Wicked Witch Hazel made an unwelcome return to the village to count the cost of the flood damage to her empire. She was seen going into the village shop with ‘a man in an expensive suit’ (so he had to be the insurer/loss adjuster). Susan asked what was happening, to be told in no uncertain terms that she would be informed when, and if, anything was decided. Witch Hazel also called on Peggy, looking for documents giving Jack (and now her) the right to attend BL game shoots. Peggy says she knows nothing of any such documents and the social temperature drops. Hazel then complains that she “went to visit Daddy’s grave” and the wording on the headstone wasn’t what she expected.

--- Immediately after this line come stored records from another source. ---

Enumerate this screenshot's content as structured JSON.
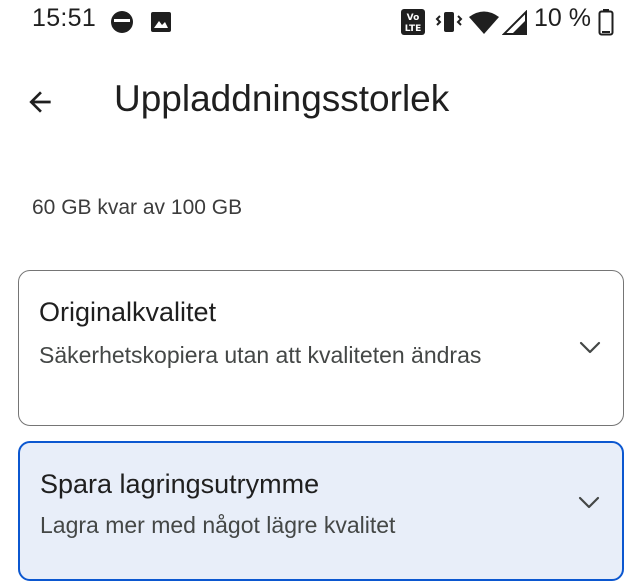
{
  "status_bar": {
    "time": "15:51",
    "battery": "10 %",
    "icons": [
      "media-icon",
      "image-icon",
      "volte-icon",
      "vibrate-icon",
      "wifi-icon",
      "signal-icon",
      "battery-icon"
    ]
  },
  "app_bar": {
    "title": "Uppladdningsstorlek",
    "back_icon": "arrow-back-icon"
  },
  "storage": {
    "text": "60 GB kvar av 100 GB"
  },
  "options": [
    {
      "title": "Originalkvalitet",
      "description": "Säkerhetskopiera utan att kvaliteten ändras",
      "selected": false
    },
    {
      "title": "Spara lagringsutrymme",
      "description": "Lagra mer med något lägre kvalitet",
      "selected": true
    }
  ],
  "colors": {
    "accent": "#0b57d0",
    "selected_background": "#e8eef9",
    "text_primary": "#1f1f1f",
    "text_secondary": "#444746"
  }
}
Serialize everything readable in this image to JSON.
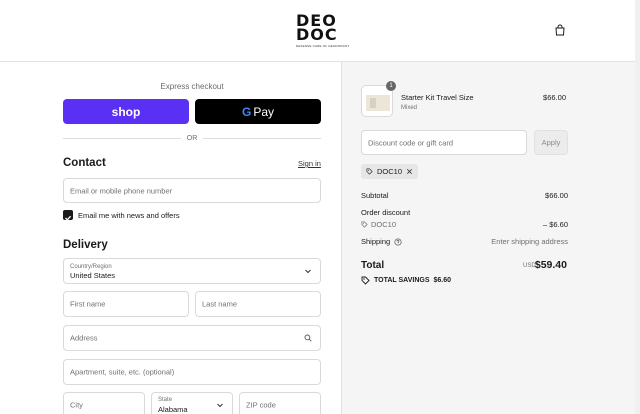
{
  "header": {
    "logo_line1": "DEO",
    "logo_line2": "DOC",
    "logo_tagline": "DEFENSE CARE OF DEODORANT"
  },
  "checkout": {
    "express_label": "Express checkout",
    "shop_label": "shop",
    "gpay_g": "G",
    "gpay_label": "Pay",
    "or_label": "OR"
  },
  "contact": {
    "heading": "Contact",
    "signin_label": "Sign in",
    "email_placeholder": "Email or mobile phone number",
    "news_label": "Email me with news and offers",
    "news_checked": true
  },
  "delivery": {
    "heading": "Delivery",
    "country_label": "Country/Region",
    "country_value": "United States",
    "first_name_placeholder": "First name",
    "last_name_placeholder": "Last name",
    "address_placeholder": "Address",
    "apartment_placeholder": "Apartment, suite, etc. (optional)",
    "city_placeholder": "City",
    "state_label": "State",
    "state_value": "Alabama",
    "zip_placeholder": "ZIP code"
  },
  "summary": {
    "item": {
      "quantity": "1",
      "name": "Starter Kit Travel Size",
      "variant": "Mixed",
      "price": "$66.00"
    },
    "discount_placeholder": "Discount code or gift card",
    "apply_label": "Apply",
    "applied_code": "DOC10",
    "subtotal_label": "Subtotal",
    "subtotal_value": "$66.00",
    "order_discount_label": "Order discount",
    "discount_code": "DOC10",
    "discount_value": "– $6.60",
    "shipping_label": "Shipping",
    "shipping_value": "Enter shipping address",
    "total_label": "Total",
    "currency": "USD",
    "total_value": "$59.40",
    "savings_label": "TOTAL SAVINGS",
    "savings_value": "$6.60"
  },
  "colors": {
    "shop_purple": "#5a31f4",
    "summary_bg": "#f5f5f5"
  }
}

As Peggy had changed the inscription, this came as no surprise to her, but the temperature dropped even further.
Witch Hazel left, saying: “There are several things I have to do in Ambridge Peggy, but none of them concerns you. Goodbye”. The door shuts and Peggy says “Goodbye - and good riddance.” I suspect Hazel will be back ere long.
And now we come to the story of Bert and Freda. The church service was apparently first class, with Jolene giving an amusing insight into Freda’s time at The Bull and Jill’s eulogy moving the congregation. The Wake afterwards (at Brookfield) went well, although Kenton wouldn’t talk to David, and Bert described it as ‘a nice afternoon’, but we know what he meant.
Fortunately we were spared Bert’s specially-written poem, in which he compared Freda to a rose (shades of Elton John/Princess Diana?) but it gave Jill the idea to plant a rose in Freda’s memory. But where to plant? Brookfield wasn’t her home and the bungalow would stir up future memories, so it has to be The Bull. Later in the week, Fallon was telling PCB how Kenton had spent at least an hour going over exactly where the shrub should be planted and it shows that Kenton’s heart is in the right place (try telling that to David). And now, dear readers, we have an example - as given in some earlier episodes of this blog - of why you shouldn’t take the odd phrase out of context, as Fallon told PCB: “Bert’s keen about having it against the back wall”. Absolutely no further comment.